The bottom line is that network filesystem sync reliability varies among implementations and installations. The design assumptions upon which it relies may hold more true where an application is tested than where it is relied upon. Rely upon it at your (and your customers') peril. See How To Corrupt Your Database Files.
From the above diagram and discussion, it is obvious that performance (aka "speed") is degraded by insertion of a network link into one of the two channels. Consideration of relative traffic volumes between the API Call channel and the File I/O channel reveals that such insertion will have less performance impact at the API Call channel.
Consideration of reliability impact is easier, with a clearer outcome: Inserting a network link into the API Call channel may also result in call failures at times. But if the Client Application has bothered to use SQL/SQLite transactions properly, such failures will only cause a transaction to fail and be rolled back, without compromising the integrity of the data. In contrast, if the network link is inserted into the File I/O channel, transactions may fail (as for the API Call insertion) but with the additional effect that the remote database is corrupted.
These network unreliability issues can be mitigated, completely or to an acceptable degree, by using SQLite in rollback mode. However, the SQLite library is not tested in across-a-network scenarios, nor is that reasonably possible. Hence, use of a remote database is done at the user's risk.
Generally, if your data is separated from the application by a network, you want to use a client/server database. This is due to the fact that the database engine acts as a bandwidth-reducing filter on the database traffic.
If your data is separated from the application by a network, you want the low-traffic link to be across the network, not the high-traffic link. This means that the database engine needs to be on the same machine as the database itself. Such is the case with a client/server database like PostgreSQL. SQLite is different in that the database engine runs on the same machine as the application, which forces the higher-traffic link to traverse the network in remote database scenarios. That normally results in lower performance.
Network filesystems do not support the ability to do simultaneous reads and writes while at the same time keeping the database consistent. So if you have multiple clients on multiple different machines which need to do simultaneous database reads and writes, you have these choices:
1. Use a client/server database engine. PostgreSQL is an excellent choice. A variation of this is:
2. Host an SQLite database in WAL mode, but do all reads and writes from processes on the same machine that stores the database file. Implement a proxy that runs on the database machine that relays read/write requests from remote machines.
3. Use SQLite in rollback mode. This means you can have multiple simultaneous readers or one writer, but not simultaneous readers and writers.
Application programmers should be cognizant of the possibility that their application's users will elect to use a remote database if they can do so. Unless one of the above choices has been effected, or one at a time, exclusive access is used, a programmer should consider blocking that election unless reliability is of little importance.
Choose the technology that is right for you and your customers.
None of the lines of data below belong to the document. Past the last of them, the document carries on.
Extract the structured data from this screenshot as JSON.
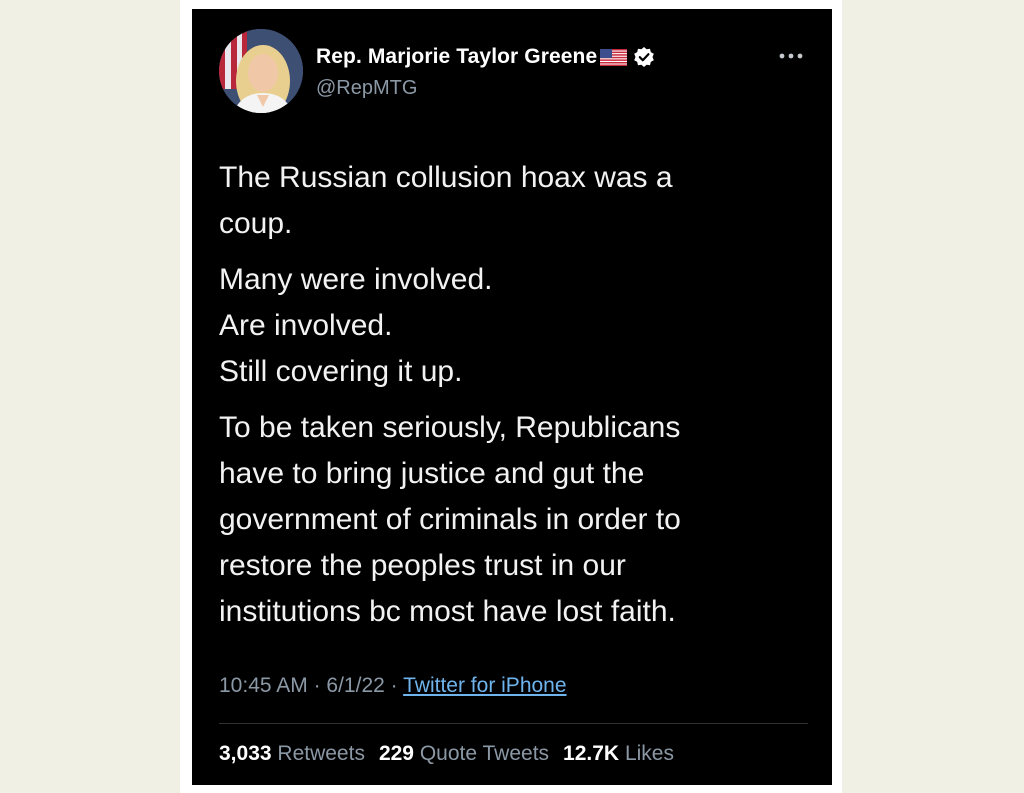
{
  "tweet": {
    "author": {
      "display_name": "Rep. Marjorie Taylor Greene",
      "handle": "@RepMTG",
      "flag_icon": "us-flag-icon",
      "verified_icon": "verified-badge-icon"
    },
    "more_icon": "more-horizontal-icon",
    "text": {
      "paragraphs": [
        [
          "The Russian collusion hoax was a",
          "coup."
        ],
        [
          "Many were involved.",
          "Are involved.",
          "Still covering it up."
        ],
        [
          "To be taken seriously, Republicans",
          "have to bring justice and gut the",
          "government of criminals in order to",
          "restore the peoples trust in our",
          "institutions bc most have lost faith."
        ]
      ]
    },
    "meta": {
      "time": "10:45 AM",
      "date": "6/1/22",
      "separator": "·",
      "source": "Twitter for iPhone"
    },
    "stats": {
      "retweets_count": "3,033",
      "retweets_label": "Retweets",
      "quotes_count": "229",
      "quotes_label": "Quote Tweets",
      "likes_count": "12.7K",
      "likes_label": "Likes"
    }
  },
  "colors": {
    "background": "#f1f0e4",
    "card": "#000000",
    "secondary_text": "#8b98a5",
    "link": "#6fb4ec",
    "verified": "#ffffff"
  }
}
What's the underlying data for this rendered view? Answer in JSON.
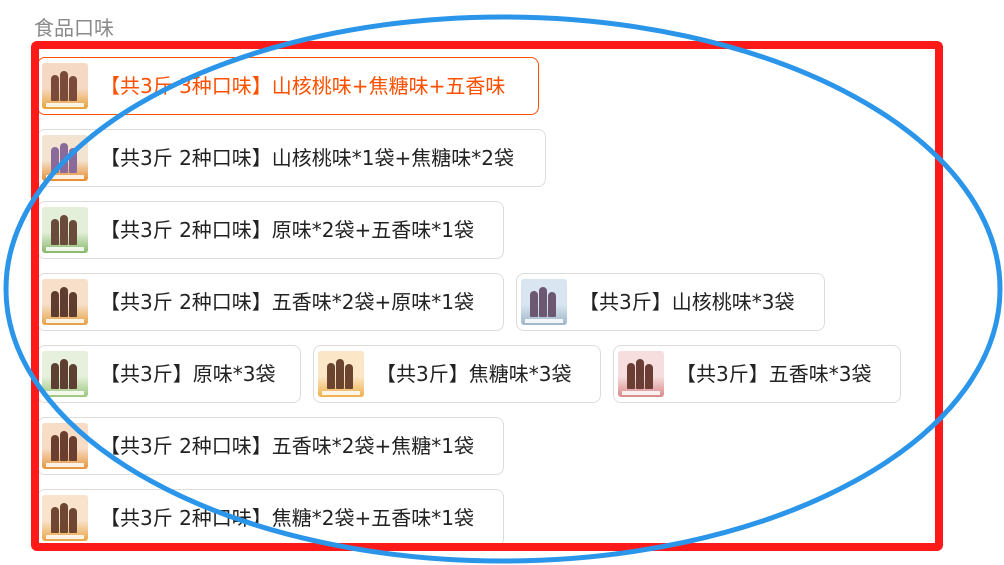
{
  "section_title": "食品口味",
  "options": [
    {
      "label": "【共3斤 3种口味】山核桃味+焦糖味+五香味",
      "selected": true,
      "thumb": {
        "bg": "#f6d9c4",
        "box": "#e6a33a",
        "beans": "#7a4a3a"
      }
    },
    {
      "label": "【共3斤 2种口味】山核桃味*1袋+焦糖味*2袋",
      "selected": false,
      "thumb": {
        "bg": "#f3e4d2",
        "box": "#e98c2d",
        "beans": "#8a6a9a"
      }
    },
    {
      "label": "【共3斤 2种口味】原味*2袋+五香味*1袋",
      "selected": false,
      "thumb": {
        "bg": "#e3efd9",
        "box": "#86b86a",
        "beans": "#6a4a3a"
      }
    },
    {
      "label": "【共3斤 2种口味】五香味*2袋+原味*1袋",
      "selected": false,
      "thumb": {
        "bg": "#f7dfc9",
        "box": "#e7a145",
        "beans": "#5f3c30"
      }
    },
    {
      "label": "【共3斤】山核桃味*3袋",
      "selected": false,
      "thumb": {
        "bg": "#d9e6f2",
        "box": "#9fb6c8",
        "beans": "#6c5870"
      }
    },
    {
      "label": "【共3斤】原味*3袋",
      "selected": false,
      "thumb": {
        "bg": "#e6f0dc",
        "box": "#9cc77d",
        "beans": "#5e4032"
      }
    },
    {
      "label": "【共3斤】焦糖味*3袋",
      "selected": false,
      "thumb": {
        "bg": "#fbe6c8",
        "box": "#f0b04c",
        "beans": "#6b4430"
      }
    },
    {
      "label": "【共3斤】五香味*3袋",
      "selected": false,
      "thumb": {
        "bg": "#f6dede",
        "box": "#d98a8a",
        "beans": "#6a3e34"
      }
    },
    {
      "label": "【共3斤 2种口味】五香味*2袋+焦糖*1袋",
      "selected": false,
      "thumb": {
        "bg": "#f7dcc6",
        "box": "#e5953c",
        "beans": "#6a3f30"
      }
    },
    {
      "label": "【共3斤 2种口味】焦糖*2袋+五香味*1袋",
      "selected": false,
      "thumb": {
        "bg": "#f9e3cd",
        "box": "#eaa545",
        "beans": "#6e4632"
      }
    }
  ],
  "colors": {
    "selected_accent": "#ff5000",
    "annotation_rectangle": "#ff1a1a",
    "annotation_ellipse": "#2b95e9"
  }
}
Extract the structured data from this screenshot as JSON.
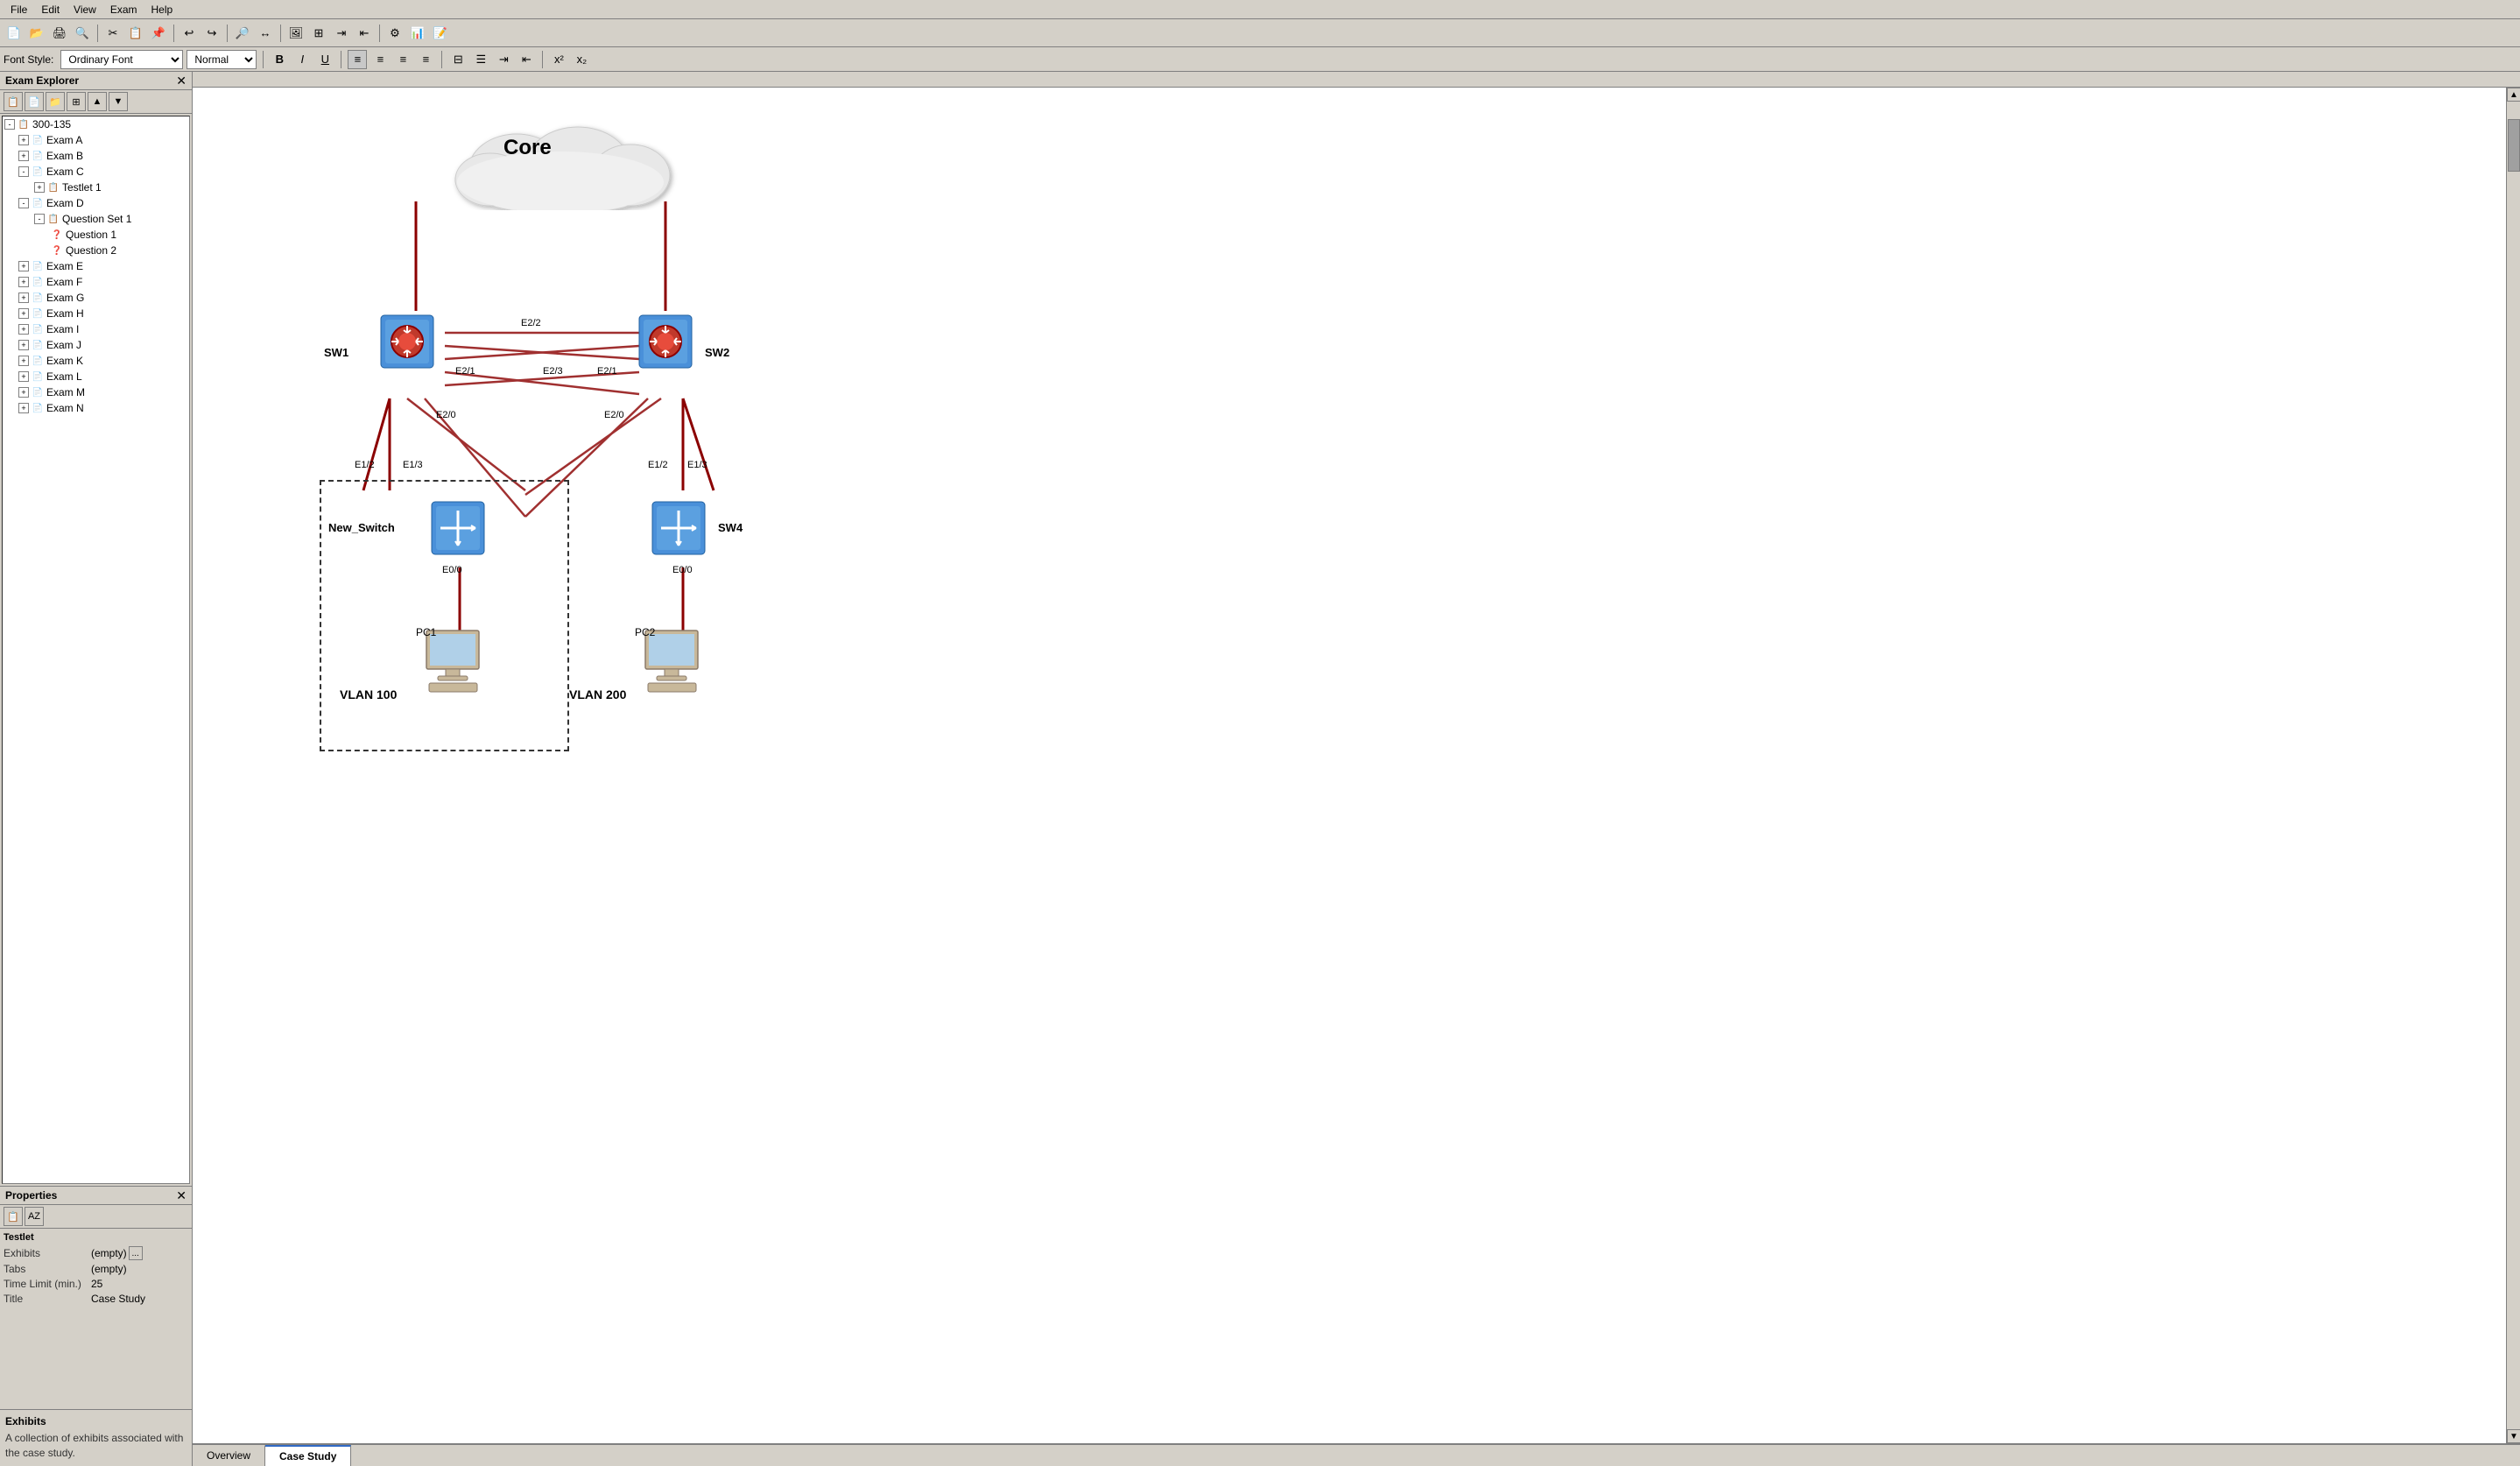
{
  "app": {
    "menu": [
      "File",
      "Edit",
      "View",
      "Exam",
      "Help"
    ],
    "font_style_label": "Font Style:",
    "font_name": "Ordinary Font",
    "font_size": "Normal",
    "bold": "B",
    "italic": "I",
    "underline": "U"
  },
  "explorer": {
    "title": "Exam Explorer",
    "root": "300-135",
    "items": [
      {
        "id": "exam-a",
        "label": "Exam A",
        "level": 1,
        "expanded": false
      },
      {
        "id": "exam-b",
        "label": "Exam B",
        "level": 1,
        "expanded": false
      },
      {
        "id": "exam-c",
        "label": "Exam C",
        "level": 1,
        "expanded": true
      },
      {
        "id": "testlet-1",
        "label": "Testlet 1",
        "level": 2,
        "expanded": false
      },
      {
        "id": "exam-d",
        "label": "Exam D",
        "level": 1,
        "expanded": true
      },
      {
        "id": "question-set-1",
        "label": "Question Set 1",
        "level": 2,
        "expanded": true
      },
      {
        "id": "question-1",
        "label": "Question 1",
        "level": 3,
        "expanded": false
      },
      {
        "id": "question-2",
        "label": "Question 2",
        "level": 3,
        "expanded": false
      },
      {
        "id": "exam-e",
        "label": "Exam E",
        "level": 1,
        "expanded": false
      },
      {
        "id": "exam-f",
        "label": "Exam F",
        "level": 1,
        "expanded": false
      },
      {
        "id": "exam-g",
        "label": "Exam G",
        "level": 1,
        "expanded": false
      },
      {
        "id": "exam-h",
        "label": "Exam H",
        "level": 1,
        "expanded": false
      },
      {
        "id": "exam-i",
        "label": "Exam I",
        "level": 1,
        "expanded": false
      },
      {
        "id": "exam-j",
        "label": "Exam J",
        "level": 1,
        "expanded": false
      },
      {
        "id": "exam-k",
        "label": "Exam K",
        "level": 1,
        "expanded": false
      },
      {
        "id": "exam-l",
        "label": "Exam L",
        "level": 1,
        "expanded": false
      },
      {
        "id": "exam-m",
        "label": "Exam M",
        "level": 1,
        "expanded": false
      },
      {
        "id": "exam-n",
        "label": "Exam N",
        "level": 1,
        "expanded": false
      }
    ]
  },
  "properties": {
    "title": "Properties",
    "section": "Testlet",
    "fields": [
      {
        "label": "Exhibits",
        "value": "(empty)",
        "has_btn": true
      },
      {
        "label": "Tabs",
        "value": "(empty)",
        "has_btn": false
      },
      {
        "label": "Time Limit (min.)",
        "value": "25",
        "has_btn": false
      },
      {
        "label": "Title",
        "value": "Case Study",
        "has_btn": false
      }
    ]
  },
  "bottom_desc": {
    "title": "Exhibits",
    "text": "A collection of exhibits associated with the case study."
  },
  "tabs": [
    {
      "label": "Overview",
      "active": false
    },
    {
      "label": "Case Study",
      "active": true
    }
  ],
  "diagram": {
    "core_label": "Core",
    "sw1_label": "SW1",
    "sw2_label": "SW2",
    "sw4_label": "SW4",
    "new_switch_label": "New_Switch",
    "pc1_label": "PC1",
    "pc2_label": "PC2",
    "vlan100_label": "VLAN 100",
    "vlan200_label": "VLAN 200",
    "ports": {
      "sw1_e2_2": "E2/2",
      "sw1_e2_1": "E2/1",
      "sw1_e2_0": "E2/0",
      "sw1_e1_2": "E1/2",
      "sw1_e1_3": "E1/3",
      "sw2_e2_3": "E2/3",
      "sw2_e2_1": "E2/1",
      "sw2_e2_0": "E2/0",
      "sw2_e1_2": "E1/2",
      "sw2_e1_3": "E1/3",
      "ns_e0_0": "E0/0",
      "sw4_e0_0": "E0/0"
    }
  }
}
If your data lives on a different machine from your application, then you should consider a client/server database. SQLite is designed for situations where the data and application coexist on the same machine. SQLite can still be made to work in many remote database situations, but a client/server solution will usually work better in that scenario.